I was sad because no matter what I did, how fluent I was at English, how much I dressed like an American – I would never be viewed as an American to Caucasian Americans. The girl-next-door is not a girl with yellow skin, small eyes, and black hair. I would always be on the outside. I would always be viewed as being from somewhere else.
Perhaps this is why I identify more closely with my Korean roots than I do with my American ones. And although I identify with being Korean more than I do being American, I have to say that I am truly a mix of both ideals. I can’t help but think that the fact that my heart goes to Korea might be because of the message that I received when I was younger and the message that I still receive today.
That message struck me loud and clear, when I saw Katy Perry’s performance at the AMAs. She was in full-fledged yellowface: Pale skin, eye make-up that made her eyes look sharper, lips stylized like those in old Asian paintings of Geishas and her background dancers’ make-up was even more exaggerated. She was singing a song about unconditional love (submissive Asian wife), while dancing like what she presumably thought Geishas would dance like. Her costume was a sexy-fied version of the traditional kimono (that I discovered has a Mandarin collar – blending Asian cultures, as if the media doesn’t do that already) and her dancing, along with the dancing of the back-up dancers, was doll-like.
Her performance gave me another reminder as to why I have been made to feel excluded in a country that I was born in. It was a reminder as to why in my youth I would be confronted with kids stretching out their eyes and saying indecipherable words that sounded Asian to them. It was a reminder as to why when I was with my other Korean girlfriends, studying for midterms during college, two white college boys asked if we were studying math and science and upon us ignoring them thought it would be okay to say our faces would look pretty on their genitals. It was a reminder as to why the cat-calls I receive are not just because of my gender but tailored specifically for my Asian ethnicity, shouting that they would “love me long time”.
I’ve seen the comments that defend Katy Perry – saying she openly appreciates Japanese culture and other comments saying people are taking everything offensively. But, why be complacent? Haven’t Asians been complacent enough? The people performing and in the media hold a lot of power to change societal perceptions, so when they choose to degrade and objectify a culture, they are perpetuating future stigmatization of upcoming generations of that culture. There is a difference between cultural appreciation and simplifying a culture to one’s convenience. True cultural appreciation strives to spread awareness and accurate facts about a culture. Katy Perry and so many other white artists utilized something exotic so they, the white person, could stand out, while the culture they are mocking is very clearly “othered”.

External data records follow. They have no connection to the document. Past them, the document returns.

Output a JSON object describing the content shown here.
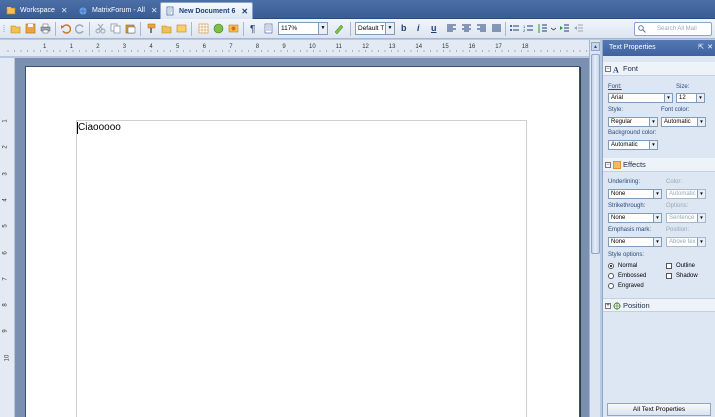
{
  "tabs": [
    {
      "label": "Workspace",
      "icon": "workspace-icon"
    },
    {
      "label": "MatrixForum - All",
      "icon": "globe-icon"
    },
    {
      "label": "New Document 6",
      "icon": "document-icon"
    }
  ],
  "toolbar": {
    "zoom": "117%",
    "style": "Default T",
    "bold": "b",
    "italic": "i",
    "underline": "u",
    "search_placeholder": "Search All Mail"
  },
  "ruler": {
    "numbers": [
      "1",
      "1",
      "2",
      "3",
      "4",
      "5",
      "6",
      "7",
      "8",
      "9",
      "10",
      "11",
      "12",
      "13",
      "14",
      "15",
      "16",
      "17",
      "18"
    ]
  },
  "vruler": {
    "numbers": [
      "1",
      "2",
      "3",
      "4",
      "5",
      "6",
      "7",
      "8",
      "9",
      "10"
    ]
  },
  "document": {
    "text": "Ciaooooo"
  },
  "panel": {
    "title": "Text Properties",
    "font_section": "Font",
    "font_label": "Font:",
    "font_value": "Arial",
    "size_label": "Size:",
    "size_value": "12",
    "style_label": "Style:",
    "style_value": "Regular",
    "fontcolor_label": "Font color:",
    "fontcolor_value": "Automatic",
    "bgcolor_label": "Background color:",
    "bgcolor_value": "Automatic",
    "effects_section": "Effects",
    "underlining_label": "Underlining:",
    "underlining_value": "None",
    "color_label": "Color:",
    "color_value": "Automatic",
    "strike_label": "Strikethrough:",
    "strike_value": "None",
    "options_label": "Options:",
    "options_value": "Sentence",
    "emphasis_label": "Emphasis mark:",
    "emphasis_value": "None",
    "position_label": "Position:",
    "position_value": "Above tex",
    "styleopts_label": "Style options:",
    "opt_normal": "Normal",
    "opt_embossed": "Embossed",
    "opt_engraved": "Engraved",
    "opt_outline": "Outline",
    "opt_shadow": "Shadow",
    "position_section": "Position",
    "all_button": "All Text Properties"
  }
}
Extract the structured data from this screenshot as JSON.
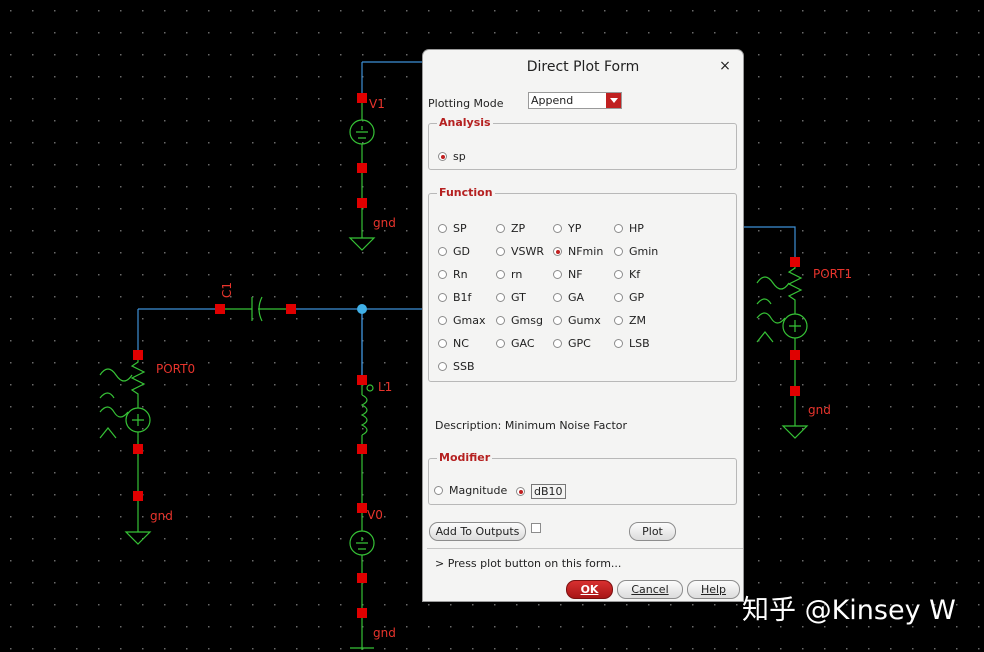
{
  "schematic": {
    "labels": {
      "v1": "V1",
      "gnd_top": "gnd",
      "c1": "C1",
      "port0": "PORT0",
      "gnd_left": "gnd",
      "l1": "L1",
      "v0": "V0",
      "gnd_bottom": "gnd",
      "port1": "PORT1",
      "gnd_right": "gnd"
    },
    "colors": {
      "wire": "#3e90d6",
      "component": "#36c236",
      "pin": "#e00000",
      "label": "#e8342c",
      "grid": "#5a5a5a"
    }
  },
  "dialog": {
    "title": "Direct Plot Form",
    "close_glyph": "×",
    "plotting_mode_label": "Plotting Mode",
    "plotting_mode_value": "Append",
    "analysis": {
      "title": "Analysis",
      "option": "sp",
      "selected": true
    },
    "function": {
      "title": "Function",
      "options": [
        "SP",
        "ZP",
        "YP",
        "HP",
        "GD",
        "VSWR",
        "NFmin",
        "Gmin",
        "Rn",
        "rn",
        "NF",
        "Kf",
        "B1f",
        "GT",
        "GA",
        "GP",
        "Gmax",
        "Gmsg",
        "Gumx",
        "ZM",
        "NC",
        "GAC",
        "GPC",
        "LSB",
        "SSB"
      ],
      "selected": "NFmin"
    },
    "description": "Description: Minimum Noise Factor",
    "modifier": {
      "title": "Modifier",
      "options": [
        "Magnitude",
        "dB10"
      ],
      "selected": "dB10"
    },
    "add_to_outputs_label": "Add To Outputs",
    "plot_label": "Plot",
    "status": "> Press plot button on this form...",
    "ok_label": "OK",
    "cancel_label": "Cancel",
    "help_label": "Help",
    "accent_color": "#c02020"
  },
  "watermark": "知乎 @Kinsey W"
}
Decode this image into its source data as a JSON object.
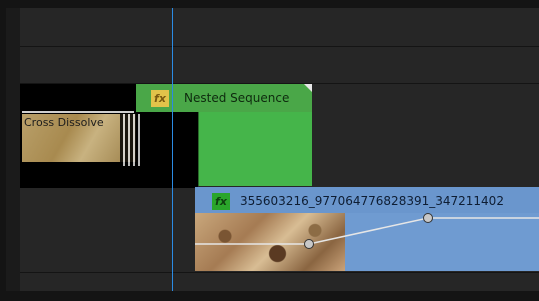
{
  "timeline": {
    "nested_clip": {
      "fx_label": "fx",
      "name": "Nested Sequence",
      "color": "#4aa748"
    },
    "transition": {
      "name": "Cross Dissolve",
      "color": "#b9a06a"
    },
    "video_clip": {
      "fx_label": "fx",
      "name": "355603216_977064776828391_347211402",
      "color": "#6f9bd1"
    },
    "playhead_color": "#2b8be3"
  }
}
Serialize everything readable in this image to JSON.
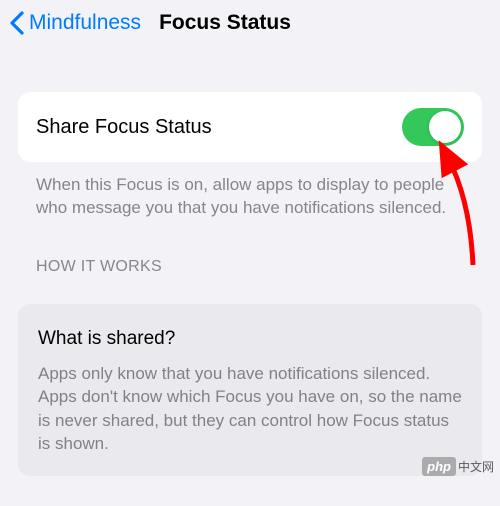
{
  "nav": {
    "back_label": "Mindfulness",
    "title": "Focus Status"
  },
  "setting": {
    "share_label": "Share Focus Status",
    "toggle_on": true,
    "description": "When this Focus is on, allow apps to display to people who message you that you have notifications silenced."
  },
  "section": {
    "header": "HOW IT WORKS"
  },
  "info": {
    "title": "What is shared?",
    "body": "Apps only know that you have notifications silenced. Apps don't know which Focus you have on, so the name is never shared, but they can control how Focus status is shown."
  },
  "watermark": {
    "brand": "php",
    "text": "中文网"
  },
  "colors": {
    "accent": "#007aff",
    "toggle_on": "#34c759",
    "bg": "#f2f2f7"
  }
}
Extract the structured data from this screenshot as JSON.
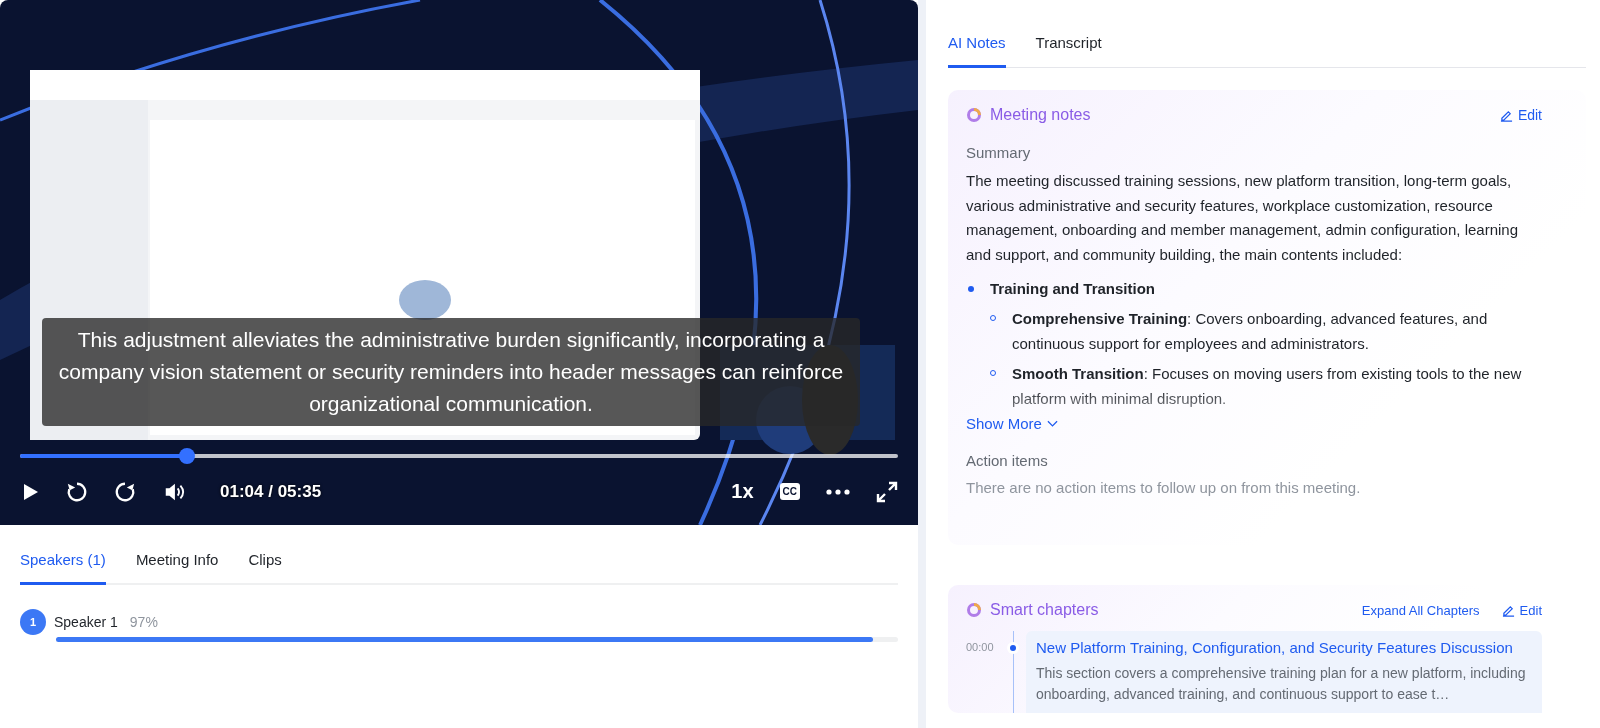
{
  "video": {
    "kind": "picture",
    "caption": "This adjustment alleviates the administrative burden significantly, incorporating a company vision statement or security reminders into header messages can reinforce organizational communication.",
    "progress": {
      "level": 0.19
    },
    "time": "01:04 / 05:35",
    "speed": "1x",
    "cc": "CC"
  },
  "left_tabs": [
    {
      "label": "Speakers (1)",
      "selected": true
    },
    {
      "label": "Meeting Info",
      "selected": false
    },
    {
      "label": "Clips",
      "selected": false
    }
  ],
  "speakers": [
    {
      "badge": "1",
      "name": "Speaker 1",
      "share": "97%",
      "level": 0.97
    }
  ],
  "right_tabs": [
    {
      "label": "AI Notes",
      "selected": true
    },
    {
      "label": "Transcript",
      "selected": false
    }
  ],
  "notes": {
    "title": "Meeting notes",
    "edit": "Edit",
    "summary_label": "Summary",
    "summary": "The meeting discussed training sessions, new platform transition, long-term goals, various administrative and security features, workplace customization, resource management, onboarding and member management, admin configuration, learning and support, and community building, the main contents included:",
    "bullets": [
      {
        "text": "Training and Transition",
        "children": [
          {
            "text": "**Comprehensive Training**: Covers onboarding, advanced features, and continuous support for employees and administrators."
          },
          {
            "text": "**Smooth Transition**: Focuses on moving users from existing tools to the new platform with minimal disruption."
          }
        ]
      }
    ],
    "show_more": "Show More",
    "action_label": "Action items",
    "action_empty": "There are no action items to follow up on from this meeting."
  },
  "chapters": {
    "title": "Smart chapters",
    "expand": "Expand All Chapters",
    "edit": "Edit",
    "items": [
      {
        "time": "00:00",
        "title": "New Platform Training, Configuration, and Security Features Discussion",
        "summary": "This section covers a comprehensive training plan for a new platform, including onboarding, advanced training, and continuous support to ease t…"
      }
    ]
  }
}
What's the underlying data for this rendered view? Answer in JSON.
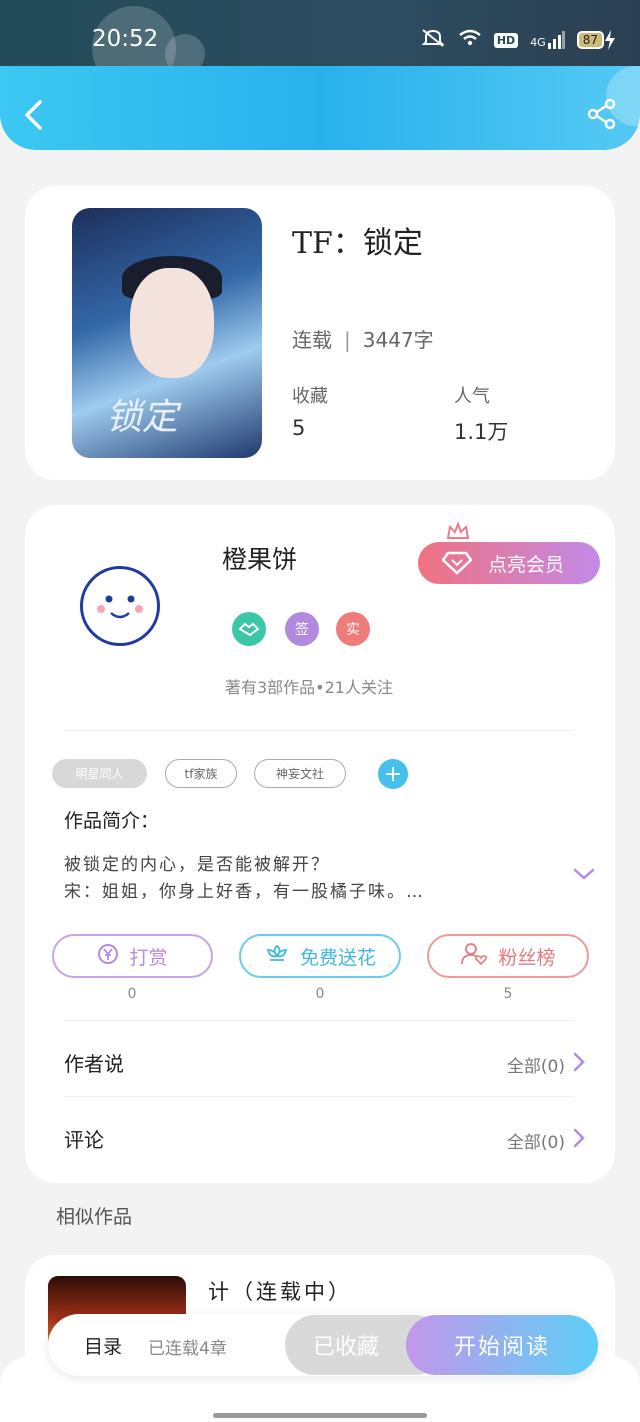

This trend in popular music and Hollywood needs to stop. White people, stop trying to be anything other than white. Seriously, Miley, Selena, Gwen, Katy – STOP. 100% of the time, you will get it horribly wrong and you will stand out, not by looking or seeming exotic, but by being a massively ignorant clown.
This post originally appeared at Revoir.